So of course following the instructions, I did review the information to make sure it was correct. You can click to enlarge and you can see that the stroke-L and the accent-S each came through from the ADS into Patentcenter just fine.
The fact that the Patentcenter screen saying “review this information to make sure it is correct” shows the system accepting the character rather than puking on it is, I submit, a second promise by the USPTO that all downstream systems will accept the stroke-L. As will be seen, the USPTO breaks that second promise.
So then, relying on the Patentcenter preview of this bibliographic data which auto-loaded from my ADS, I e-filed the patent application. The first hint that the Patentcenter designers screwed up was in the Acknowledgment Receipt. In the Ack Receipt the system silently discarded two characters — the stroke-L and the accent-S. This is very poor system design. If designers are going to discard characters for any reason, the designers need to explicitly tell the user that they choose to do this. This is defect number three.

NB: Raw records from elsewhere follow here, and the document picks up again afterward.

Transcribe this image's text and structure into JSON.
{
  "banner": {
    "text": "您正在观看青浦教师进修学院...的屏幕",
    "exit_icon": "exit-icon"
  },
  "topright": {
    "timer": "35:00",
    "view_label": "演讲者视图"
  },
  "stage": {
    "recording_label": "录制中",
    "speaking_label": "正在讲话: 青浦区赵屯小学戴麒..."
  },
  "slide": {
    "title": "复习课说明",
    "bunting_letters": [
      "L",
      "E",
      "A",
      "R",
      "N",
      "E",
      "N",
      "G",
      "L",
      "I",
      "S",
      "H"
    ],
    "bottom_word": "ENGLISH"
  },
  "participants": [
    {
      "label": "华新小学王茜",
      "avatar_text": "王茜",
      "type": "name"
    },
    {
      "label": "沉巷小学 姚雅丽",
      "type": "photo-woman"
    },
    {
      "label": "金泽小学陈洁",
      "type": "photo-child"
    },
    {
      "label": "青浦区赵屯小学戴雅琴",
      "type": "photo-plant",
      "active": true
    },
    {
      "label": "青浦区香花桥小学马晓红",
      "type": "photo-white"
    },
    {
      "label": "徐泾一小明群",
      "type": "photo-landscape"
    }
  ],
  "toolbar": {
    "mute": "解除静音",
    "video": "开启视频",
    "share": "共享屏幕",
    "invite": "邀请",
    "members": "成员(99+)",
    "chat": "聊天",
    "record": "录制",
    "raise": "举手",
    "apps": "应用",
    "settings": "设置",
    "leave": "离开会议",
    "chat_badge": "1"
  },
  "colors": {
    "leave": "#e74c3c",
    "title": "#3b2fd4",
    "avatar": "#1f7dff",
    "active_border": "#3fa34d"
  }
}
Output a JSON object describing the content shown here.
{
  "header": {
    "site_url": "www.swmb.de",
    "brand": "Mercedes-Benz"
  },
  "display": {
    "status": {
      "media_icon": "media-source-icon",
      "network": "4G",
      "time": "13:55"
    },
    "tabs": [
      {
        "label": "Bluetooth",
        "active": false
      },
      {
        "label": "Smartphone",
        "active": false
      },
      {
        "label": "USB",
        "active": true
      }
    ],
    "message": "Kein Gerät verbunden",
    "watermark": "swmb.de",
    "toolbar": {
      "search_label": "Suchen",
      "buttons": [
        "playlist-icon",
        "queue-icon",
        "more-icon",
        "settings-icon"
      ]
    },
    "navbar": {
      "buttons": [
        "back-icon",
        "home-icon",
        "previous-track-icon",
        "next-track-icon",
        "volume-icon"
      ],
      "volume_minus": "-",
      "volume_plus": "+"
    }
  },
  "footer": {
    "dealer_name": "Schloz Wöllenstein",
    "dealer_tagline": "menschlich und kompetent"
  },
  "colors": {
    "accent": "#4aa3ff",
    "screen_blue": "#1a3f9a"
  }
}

We then click around in the PAIR-like functions of Patentcenter with a goal of seeing what is actually in Palm. And what we see is this:

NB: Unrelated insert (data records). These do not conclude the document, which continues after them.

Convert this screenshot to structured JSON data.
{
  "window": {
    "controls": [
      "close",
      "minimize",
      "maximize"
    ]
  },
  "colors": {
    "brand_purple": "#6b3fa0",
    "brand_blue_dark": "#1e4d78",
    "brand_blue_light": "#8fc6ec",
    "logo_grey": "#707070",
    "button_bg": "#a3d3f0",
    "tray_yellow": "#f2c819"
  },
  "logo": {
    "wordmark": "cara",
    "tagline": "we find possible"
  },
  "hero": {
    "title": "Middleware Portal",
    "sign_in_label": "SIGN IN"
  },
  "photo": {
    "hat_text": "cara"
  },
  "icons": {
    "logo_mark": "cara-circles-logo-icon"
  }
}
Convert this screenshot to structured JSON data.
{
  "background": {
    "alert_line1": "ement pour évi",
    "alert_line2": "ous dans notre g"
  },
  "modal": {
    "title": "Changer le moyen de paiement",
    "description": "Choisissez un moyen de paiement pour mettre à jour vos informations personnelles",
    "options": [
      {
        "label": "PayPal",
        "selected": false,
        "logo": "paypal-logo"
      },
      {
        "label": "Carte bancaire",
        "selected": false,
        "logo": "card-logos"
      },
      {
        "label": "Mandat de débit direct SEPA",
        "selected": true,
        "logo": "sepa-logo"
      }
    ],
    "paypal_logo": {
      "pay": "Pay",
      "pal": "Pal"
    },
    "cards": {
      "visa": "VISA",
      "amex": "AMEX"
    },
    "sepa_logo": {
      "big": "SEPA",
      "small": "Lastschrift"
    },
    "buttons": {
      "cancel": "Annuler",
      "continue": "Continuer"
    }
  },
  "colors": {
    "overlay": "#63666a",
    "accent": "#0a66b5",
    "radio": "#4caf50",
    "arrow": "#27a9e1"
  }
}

Well okay. In a way in could be said that this is less bad than what USPTO did in the Ack Receipt. At least on this screen the USPTO comes out and openly admits having mishandled two characters, replacing them on the screen with question marks.
The normal “USPTO way” of dealing with failures like this is “blame the user”. Instead of doing decent data validations at filing time, the USPTO normally ducks this and instead selects the most hard-to-find place on the USPTO web site and tucks away some obscure list of “acceptable characters” for this system or that system. Never mind that there is no single list of “acceptable characters”. There is the AC list for Form AIA/14 in and of itself. There is the AC list for Palm for inventor names. There is the AC list for Palm for street addresses. There is the AC list for characters permitted to be used in patent applications filed in Microsoft Word format (misnamed as “DOCX format”). There is the AC list for characters permitted in EPAS for street names for assignees, or for characters permitted in assignee names. No matter what, the usual approach is to hide away some list and then when some USPTO system turns out to be designed poorly (as illustrated here) the USPTO will blame it on the filer who (USPTO says) should have known better than to try to use the accent-S in the first place.
USPTO should get in touch with WIPO to learn how to do this sort of thing correctly. In ePCT, the system validates user inputs against permitted character sets at data entry time. If ePCT fails to flag a character is supposedly not permitted, then the character really does auto-load into all downstream systems without a hitch.